To escape her father's anger she fled to Sicyon where she married king Epopeus who neglected to ask for her father's permission. Enraged, Nicteus declared war on Epopeus, but he died soon thereafter leaving the throne to his brother Lycus, asking him to restore his honor by invading Sicyon, a wish that Lycus fulfilled. Following the invasion of Sicyon, and returning to Thebes as a prisoner, Antiope gave birth to twin boys: Amphion and Zethus. She was held as prisoner in Thebes for many years, suffering the cruelty of Lycus' wife, Dirce.

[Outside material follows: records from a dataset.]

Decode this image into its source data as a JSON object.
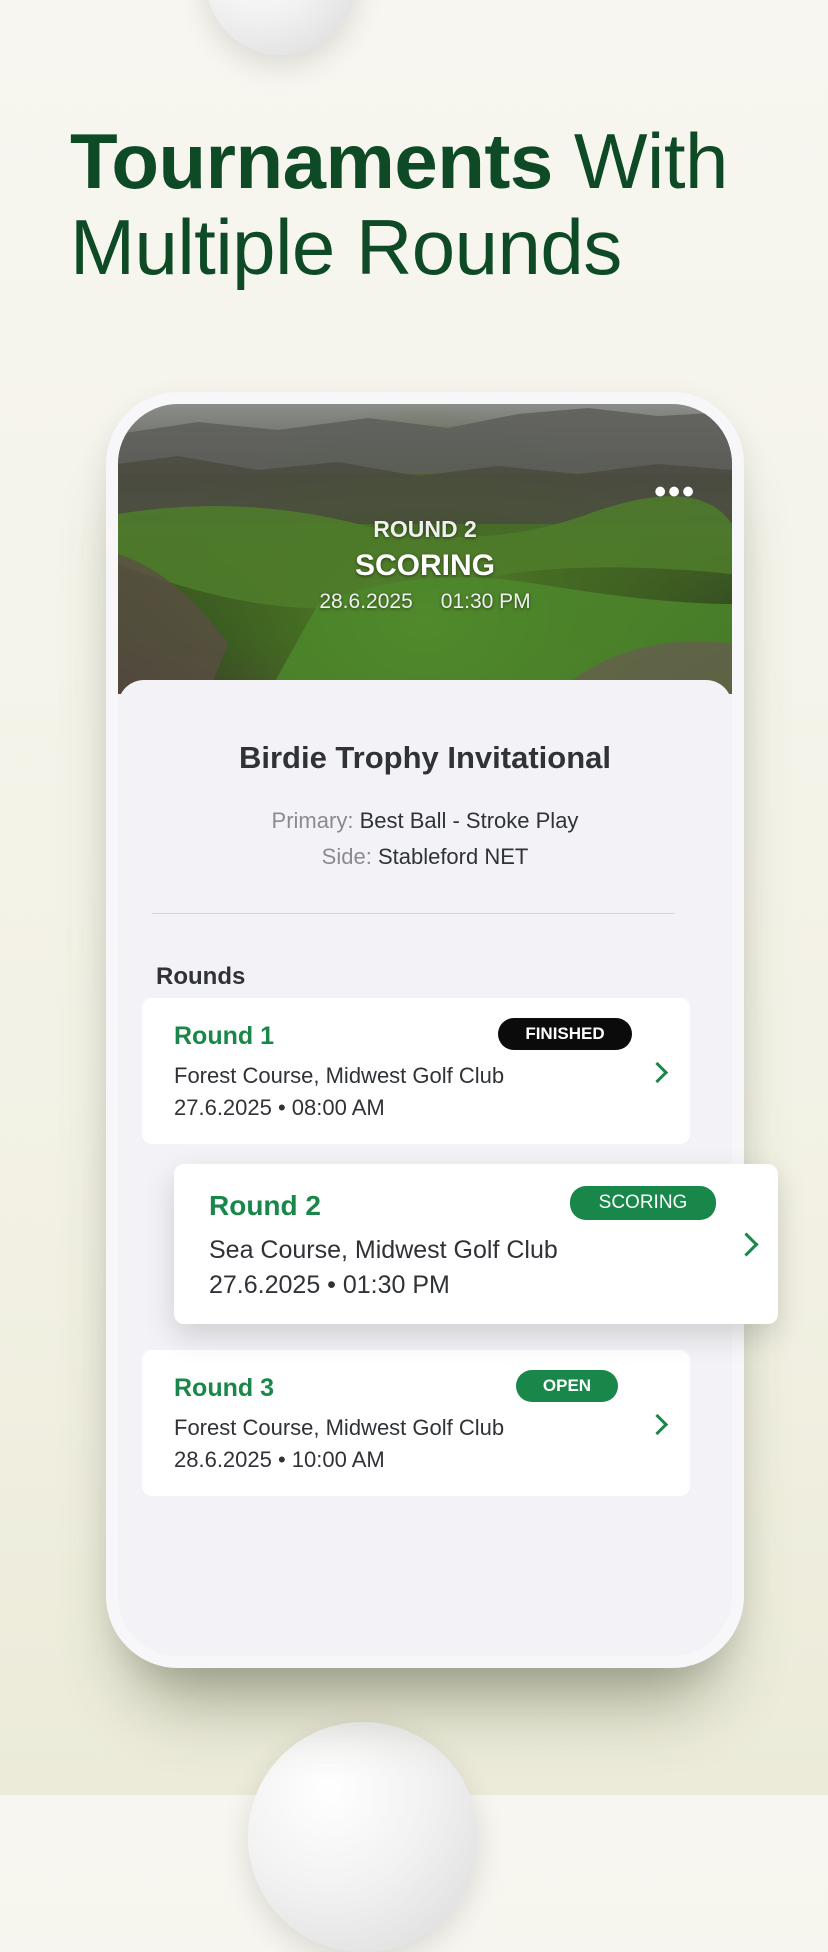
{
  "headline": {
    "bold": "Tournaments",
    "rest1": " With",
    "rest2": "Multiple Rounds"
  },
  "hero": {
    "round": "ROUND 2",
    "status": "SCORING",
    "date": "28.6.2025",
    "time": "01:30 PM",
    "more_icon": "•••"
  },
  "tournament": {
    "title": "Birdie Trophy Invitational",
    "primary_label": "Primary:",
    "primary_value": "Best Ball - Stroke Play",
    "side_label": "Side:",
    "side_value": "Stableford NET"
  },
  "rounds_label": "Rounds",
  "rounds": [
    {
      "name": "Round 1",
      "status": "FINISHED",
      "course": "Forest Course, Midwest Golf Club",
      "datetime": "27.6.2025 • 08:00 AM"
    },
    {
      "name": "Round 2",
      "status": "SCORING",
      "course": "Sea Course, Midwest Golf Club",
      "datetime": "27.6.2025 • 01:30 PM"
    },
    {
      "name": "Round 3",
      "status": "OPEN",
      "course": "Forest Course, Midwest Golf Club",
      "datetime": "28.6.2025 • 10:00 AM"
    }
  ],
  "colors": {
    "brand_green": "#188749",
    "headline_green": "#0d4a25",
    "finished_badge": "#0b0b0b"
  },
  "icons": {
    "more": "more-dots-icon",
    "chevron": "chevron-right-icon"
  }
}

By order of Lycus, the two boys were exposed (left out in nature to die - a common theme in Greek Mythology) on Mt. Cithaeron. But a shepard found the two boys and saved them. Antiope managed to escape her captivity and joined her two sons on Mt. Cithaeron, who were enraged to hear of their mother's captivity.

They descended upon Thebes and took over the town after killing Lyceums. For his wife Drice they ordered a tormented death by tying her hair to a raging bull's horns and letting her die as the animal run through the town. Dirce's death is the theme of the marble statue "Famese Bull" in the Naples museum. Amphion became the king of Thebes and with his brother's help he enclosed the city in imposing high walls and towers.

The legend states that Zethus ordered the stones arranged into the wall by playing a sweet melody with his lyre, which was a gift by Hermes.